What you need to do:
Write out every entry word for word.

Collected data:
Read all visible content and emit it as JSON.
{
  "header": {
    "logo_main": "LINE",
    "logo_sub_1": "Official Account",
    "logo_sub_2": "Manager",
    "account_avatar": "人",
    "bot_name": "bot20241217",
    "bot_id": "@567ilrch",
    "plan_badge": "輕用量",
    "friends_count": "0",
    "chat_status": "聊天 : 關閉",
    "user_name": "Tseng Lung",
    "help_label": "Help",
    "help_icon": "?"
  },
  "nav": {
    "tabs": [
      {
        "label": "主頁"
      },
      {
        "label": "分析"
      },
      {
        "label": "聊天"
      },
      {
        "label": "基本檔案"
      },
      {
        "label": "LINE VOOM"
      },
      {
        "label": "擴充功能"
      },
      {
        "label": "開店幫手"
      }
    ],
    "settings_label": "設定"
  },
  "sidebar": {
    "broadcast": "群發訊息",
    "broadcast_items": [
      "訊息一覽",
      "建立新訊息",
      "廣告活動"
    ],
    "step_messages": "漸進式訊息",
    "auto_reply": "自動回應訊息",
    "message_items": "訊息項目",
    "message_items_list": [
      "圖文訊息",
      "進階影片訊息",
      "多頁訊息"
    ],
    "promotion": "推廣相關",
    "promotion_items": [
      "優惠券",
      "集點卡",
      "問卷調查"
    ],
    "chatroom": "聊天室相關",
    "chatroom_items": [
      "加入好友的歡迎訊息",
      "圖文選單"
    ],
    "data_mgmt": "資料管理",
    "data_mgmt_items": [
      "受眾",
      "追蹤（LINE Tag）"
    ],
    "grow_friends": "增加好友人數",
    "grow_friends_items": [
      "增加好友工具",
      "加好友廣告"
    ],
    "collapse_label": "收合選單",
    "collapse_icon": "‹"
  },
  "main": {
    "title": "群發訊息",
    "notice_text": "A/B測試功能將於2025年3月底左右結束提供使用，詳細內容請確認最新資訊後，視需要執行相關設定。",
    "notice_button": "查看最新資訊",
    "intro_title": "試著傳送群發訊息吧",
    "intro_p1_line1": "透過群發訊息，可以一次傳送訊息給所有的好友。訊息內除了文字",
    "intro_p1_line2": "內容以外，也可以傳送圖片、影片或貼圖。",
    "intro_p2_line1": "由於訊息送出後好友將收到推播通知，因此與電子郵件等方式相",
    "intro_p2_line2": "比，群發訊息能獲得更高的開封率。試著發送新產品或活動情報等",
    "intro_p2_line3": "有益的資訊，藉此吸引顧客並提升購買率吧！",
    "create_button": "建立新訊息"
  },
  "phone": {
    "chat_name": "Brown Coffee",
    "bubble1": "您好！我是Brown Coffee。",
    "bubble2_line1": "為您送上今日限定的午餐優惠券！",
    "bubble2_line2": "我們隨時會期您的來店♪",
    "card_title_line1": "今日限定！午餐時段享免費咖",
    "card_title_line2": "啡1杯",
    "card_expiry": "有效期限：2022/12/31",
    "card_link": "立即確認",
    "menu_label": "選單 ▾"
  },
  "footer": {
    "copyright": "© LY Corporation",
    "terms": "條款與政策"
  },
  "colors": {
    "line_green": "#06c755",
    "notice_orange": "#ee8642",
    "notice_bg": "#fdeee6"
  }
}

Answer space:
Read all visible content and emit it as JSON.
{
  "header": {
    "logo_main": "LINE",
    "logo_sub_1": "Official Account",
    "logo_sub_2": "Manager",
    "account_avatar": "人",
    "bot_name": "bot20241217",
    "bot_id": "@567ilrch",
    "plan_badge": "輕用量",
    "friends_count": "0",
    "chat_status": "聊天 : 關閉",
    "user_name": "Tseng Lung",
    "help_label": "Help",
    "help_icon": "?"
  },
  "nav": {
    "tabs": [
      {
        "label": "主頁"
      },
      {
        "label": "分析"
      },
      {
        "label": "聊天"
      },
      {
        "label": "基本檔案"
      },
      {
        "label": "LINE VOOM"
      },
      {
        "label": "擴充功能"
      },
      {
        "label": "開店幫手"
      }
    ],
    "settings_label": "設定"
  },
  "sidebar": {
    "broadcast": "群發訊息",
    "broadcast_items": [
      "訊息一覽",
      "建立新訊息",
      "廣告活動"
    ],
    "step_messages": "漸進式訊息",
    "auto_reply": "自動回應訊息",
    "message_items": "訊息項目",
    "message_items_list": [
      "圖文訊息",
      "進階影片訊息",
      "多頁訊息"
    ],
    "promotion": "推廣相關",
    "promotion_items": [
      "優惠券",
      "集點卡",
      "問卷調查"
    ],
    "chatroom": "聊天室相關",
    "chatroom_items": [
      "加入好友的歡迎訊息",
      "圖文選單"
    ],
    "data_mgmt": "資料管理",
    "data_mgmt_items": [
      "受眾",
      "追蹤（LINE Tag）"
    ],
    "grow_friends": "增加好友人數",
    "grow_friends_items": [
      "增加好友工具",
      "加好友廣告"
    ],
    "collapse_label": "收合選單",
    "collapse_icon": "‹"
  },
  "main": {
    "title": "群發訊息",
    "notice_text": "A/B測試功能將於2025年3月底左右結束提供使用，詳細內容請確認最新資訊後，視需要執行相關設定。",
    "notice_button": "查看最新資訊",
    "intro_title": "試著傳送群發訊息吧",
    "intro_p1_line1": "透過群發訊息，可以一次傳送訊息給所有的好友。訊息內除了文字",
    "intro_p1_line2": "內容以外，也可以傳送圖片、影片或貼圖。",
    "intro_p2_line1": "由於訊息送出後好友將收到推播通知，因此與電子郵件等方式相",
    "intro_p2_line2": "比，群發訊息能獲得更高的開封率。試著發送新產品或活動情報等",
    "intro_p2_line3": "有益的資訊，藉此吸引顧客並提升購買率吧！",
    "create_button": "建立新訊息"
  },
  "phone": {
    "chat_name": "Brown Coffee",
    "bubble1": "您好！我是Brown Coffee。",
    "bubble2_line1": "為您送上今日限定的午餐優惠券！",
    "bubble2_line2": "我們隨時會期您的來店♪",
    "card_title_line1": "今日限定！午餐時段享免費咖",
    "card_title_line2": "啡1杯",
    "card_expiry": "有效期限：2022/12/31",
    "card_link": "立即確認",
    "menu_label": "選單 ▾"
  },
  "footer": {
    "copyright": "© LY Corporation",
    "terms": "條款與政策"
  },
  "colors": {
    "line_green": "#06c755",
    "notice_orange": "#ee8642",
    "notice_bg": "#fdeee6"
  }
}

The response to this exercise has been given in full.